Investment return and principal value of security investments will fluctuate. The value at the time of redemption may be more or less than the original cost. Past performance is no guarantee of future results.

Generally, as interest rates rise, bond prices fall. The opposite is true when interest rates decline.

International investing involves special risks, such as political instability and currency fluctuations.

Historically, small- and/or mid-cap stocks have been more volatile than the stock of larger, more-established companies. Smaller companies may have limited resources, product lines and markets, and their securities may trade less frequently and in more limited volumes than the securities of larger companies.

References to specific securities are for illustrative purposes only, and are not intended as recommendations to purchase or sell securities.
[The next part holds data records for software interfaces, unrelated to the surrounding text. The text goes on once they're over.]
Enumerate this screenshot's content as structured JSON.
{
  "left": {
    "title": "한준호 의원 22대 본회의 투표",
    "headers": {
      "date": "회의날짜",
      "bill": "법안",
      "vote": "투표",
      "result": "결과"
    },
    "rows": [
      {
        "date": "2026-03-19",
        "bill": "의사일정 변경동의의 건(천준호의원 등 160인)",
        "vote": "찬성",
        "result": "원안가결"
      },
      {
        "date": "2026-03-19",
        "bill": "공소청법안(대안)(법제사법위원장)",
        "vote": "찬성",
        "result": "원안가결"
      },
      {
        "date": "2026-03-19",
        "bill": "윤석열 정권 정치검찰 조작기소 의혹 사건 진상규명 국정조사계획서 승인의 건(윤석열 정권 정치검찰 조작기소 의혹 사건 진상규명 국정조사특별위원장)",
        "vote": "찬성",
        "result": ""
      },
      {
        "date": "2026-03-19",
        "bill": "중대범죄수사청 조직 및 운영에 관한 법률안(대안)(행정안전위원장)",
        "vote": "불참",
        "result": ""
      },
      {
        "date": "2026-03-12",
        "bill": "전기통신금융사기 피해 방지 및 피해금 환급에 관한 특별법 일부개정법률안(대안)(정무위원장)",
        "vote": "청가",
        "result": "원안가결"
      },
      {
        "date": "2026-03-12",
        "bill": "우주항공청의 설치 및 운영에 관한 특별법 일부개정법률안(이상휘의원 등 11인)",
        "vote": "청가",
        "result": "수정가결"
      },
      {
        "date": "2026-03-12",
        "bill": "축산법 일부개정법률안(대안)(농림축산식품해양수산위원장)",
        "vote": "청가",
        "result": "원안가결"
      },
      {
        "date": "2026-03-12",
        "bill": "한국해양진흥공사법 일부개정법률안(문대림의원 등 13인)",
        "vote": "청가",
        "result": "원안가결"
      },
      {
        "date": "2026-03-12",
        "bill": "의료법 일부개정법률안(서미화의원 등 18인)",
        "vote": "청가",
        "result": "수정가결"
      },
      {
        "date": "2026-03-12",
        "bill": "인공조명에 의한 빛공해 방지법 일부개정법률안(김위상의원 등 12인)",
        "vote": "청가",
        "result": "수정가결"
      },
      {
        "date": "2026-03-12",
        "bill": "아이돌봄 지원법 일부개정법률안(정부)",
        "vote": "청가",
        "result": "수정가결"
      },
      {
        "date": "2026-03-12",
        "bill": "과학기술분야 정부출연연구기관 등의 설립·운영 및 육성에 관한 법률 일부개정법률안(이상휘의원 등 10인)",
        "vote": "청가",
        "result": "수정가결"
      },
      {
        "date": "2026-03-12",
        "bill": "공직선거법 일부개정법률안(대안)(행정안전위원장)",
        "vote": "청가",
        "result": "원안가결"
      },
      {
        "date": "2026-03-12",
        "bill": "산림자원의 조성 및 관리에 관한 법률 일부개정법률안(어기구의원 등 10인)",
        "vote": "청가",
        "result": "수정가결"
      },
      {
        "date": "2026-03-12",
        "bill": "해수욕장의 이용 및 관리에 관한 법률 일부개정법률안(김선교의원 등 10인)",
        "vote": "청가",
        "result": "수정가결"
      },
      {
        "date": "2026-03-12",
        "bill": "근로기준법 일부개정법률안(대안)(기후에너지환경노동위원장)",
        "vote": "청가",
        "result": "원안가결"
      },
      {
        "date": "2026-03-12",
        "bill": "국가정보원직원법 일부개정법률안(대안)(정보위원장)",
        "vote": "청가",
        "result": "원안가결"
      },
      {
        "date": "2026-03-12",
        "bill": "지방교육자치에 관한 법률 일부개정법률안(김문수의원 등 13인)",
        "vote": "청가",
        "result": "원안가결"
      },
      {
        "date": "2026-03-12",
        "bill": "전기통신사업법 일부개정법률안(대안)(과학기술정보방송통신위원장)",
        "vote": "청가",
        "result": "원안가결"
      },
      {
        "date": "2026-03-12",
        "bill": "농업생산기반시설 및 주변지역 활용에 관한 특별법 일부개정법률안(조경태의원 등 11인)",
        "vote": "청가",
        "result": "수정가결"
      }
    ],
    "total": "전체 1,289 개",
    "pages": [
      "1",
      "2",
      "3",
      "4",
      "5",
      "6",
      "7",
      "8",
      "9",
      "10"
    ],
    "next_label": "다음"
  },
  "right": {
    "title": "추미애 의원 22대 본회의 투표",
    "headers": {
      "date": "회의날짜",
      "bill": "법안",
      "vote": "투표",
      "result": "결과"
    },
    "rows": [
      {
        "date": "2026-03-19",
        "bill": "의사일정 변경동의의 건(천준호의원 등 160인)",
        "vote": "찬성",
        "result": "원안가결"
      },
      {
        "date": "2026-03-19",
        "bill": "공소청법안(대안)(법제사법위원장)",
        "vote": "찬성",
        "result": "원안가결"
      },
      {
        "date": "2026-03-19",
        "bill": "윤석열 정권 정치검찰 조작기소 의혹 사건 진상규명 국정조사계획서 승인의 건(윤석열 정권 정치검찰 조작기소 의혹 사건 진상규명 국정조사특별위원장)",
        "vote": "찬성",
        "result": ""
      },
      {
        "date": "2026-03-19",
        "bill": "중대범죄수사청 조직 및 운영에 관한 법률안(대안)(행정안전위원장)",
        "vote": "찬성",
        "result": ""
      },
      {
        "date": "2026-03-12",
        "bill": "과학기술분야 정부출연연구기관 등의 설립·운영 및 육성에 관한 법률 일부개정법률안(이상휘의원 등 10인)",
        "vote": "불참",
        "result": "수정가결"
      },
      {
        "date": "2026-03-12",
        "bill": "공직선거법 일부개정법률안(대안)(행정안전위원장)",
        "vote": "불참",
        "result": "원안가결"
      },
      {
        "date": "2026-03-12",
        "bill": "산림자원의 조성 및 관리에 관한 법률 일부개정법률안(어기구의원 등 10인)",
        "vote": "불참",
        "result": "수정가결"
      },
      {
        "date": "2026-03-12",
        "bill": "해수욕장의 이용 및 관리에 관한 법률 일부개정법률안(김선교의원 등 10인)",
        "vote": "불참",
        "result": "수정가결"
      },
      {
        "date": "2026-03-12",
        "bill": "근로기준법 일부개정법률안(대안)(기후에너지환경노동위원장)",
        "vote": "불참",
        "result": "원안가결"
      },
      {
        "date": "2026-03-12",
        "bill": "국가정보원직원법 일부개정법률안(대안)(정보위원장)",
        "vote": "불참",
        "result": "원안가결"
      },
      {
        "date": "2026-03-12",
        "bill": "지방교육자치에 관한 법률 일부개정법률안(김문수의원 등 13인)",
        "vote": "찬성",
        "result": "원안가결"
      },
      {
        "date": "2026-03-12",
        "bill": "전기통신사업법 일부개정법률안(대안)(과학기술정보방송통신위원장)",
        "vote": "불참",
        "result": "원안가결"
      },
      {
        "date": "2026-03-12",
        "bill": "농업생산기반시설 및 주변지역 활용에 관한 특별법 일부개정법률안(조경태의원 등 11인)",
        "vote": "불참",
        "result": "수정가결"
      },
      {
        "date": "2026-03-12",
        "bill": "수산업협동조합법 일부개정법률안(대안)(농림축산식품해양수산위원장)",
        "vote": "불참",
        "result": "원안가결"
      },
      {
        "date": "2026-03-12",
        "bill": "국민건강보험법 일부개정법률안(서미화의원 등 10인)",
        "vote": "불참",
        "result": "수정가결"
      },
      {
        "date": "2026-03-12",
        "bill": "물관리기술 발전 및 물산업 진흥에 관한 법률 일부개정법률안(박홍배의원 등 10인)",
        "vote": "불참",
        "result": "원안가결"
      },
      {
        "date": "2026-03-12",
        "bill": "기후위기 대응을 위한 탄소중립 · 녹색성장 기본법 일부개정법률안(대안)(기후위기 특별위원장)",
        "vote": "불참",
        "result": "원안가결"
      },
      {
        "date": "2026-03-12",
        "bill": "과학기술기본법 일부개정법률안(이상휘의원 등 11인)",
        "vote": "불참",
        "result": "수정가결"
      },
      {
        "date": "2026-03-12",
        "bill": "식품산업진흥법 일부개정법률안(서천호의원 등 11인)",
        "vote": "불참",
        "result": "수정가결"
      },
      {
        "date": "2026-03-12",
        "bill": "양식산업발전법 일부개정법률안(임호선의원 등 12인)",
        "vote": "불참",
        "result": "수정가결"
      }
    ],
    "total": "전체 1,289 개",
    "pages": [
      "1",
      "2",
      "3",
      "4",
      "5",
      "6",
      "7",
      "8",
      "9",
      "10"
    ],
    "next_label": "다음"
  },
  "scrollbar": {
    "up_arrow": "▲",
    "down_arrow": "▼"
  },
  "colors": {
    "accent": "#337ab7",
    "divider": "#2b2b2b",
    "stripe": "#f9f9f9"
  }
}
Opinions and estimates offered constitute our judgment and, along with other portfolio data, are subject to change without notice.

American Century Investments uses a multifactor stock-ranking model incorporating a variety of stock attributes, which fall into four categories or factor families: valuation, growth, quality, and sentiment.

Diversification does not assure a profit nor does it protect against loss of principal.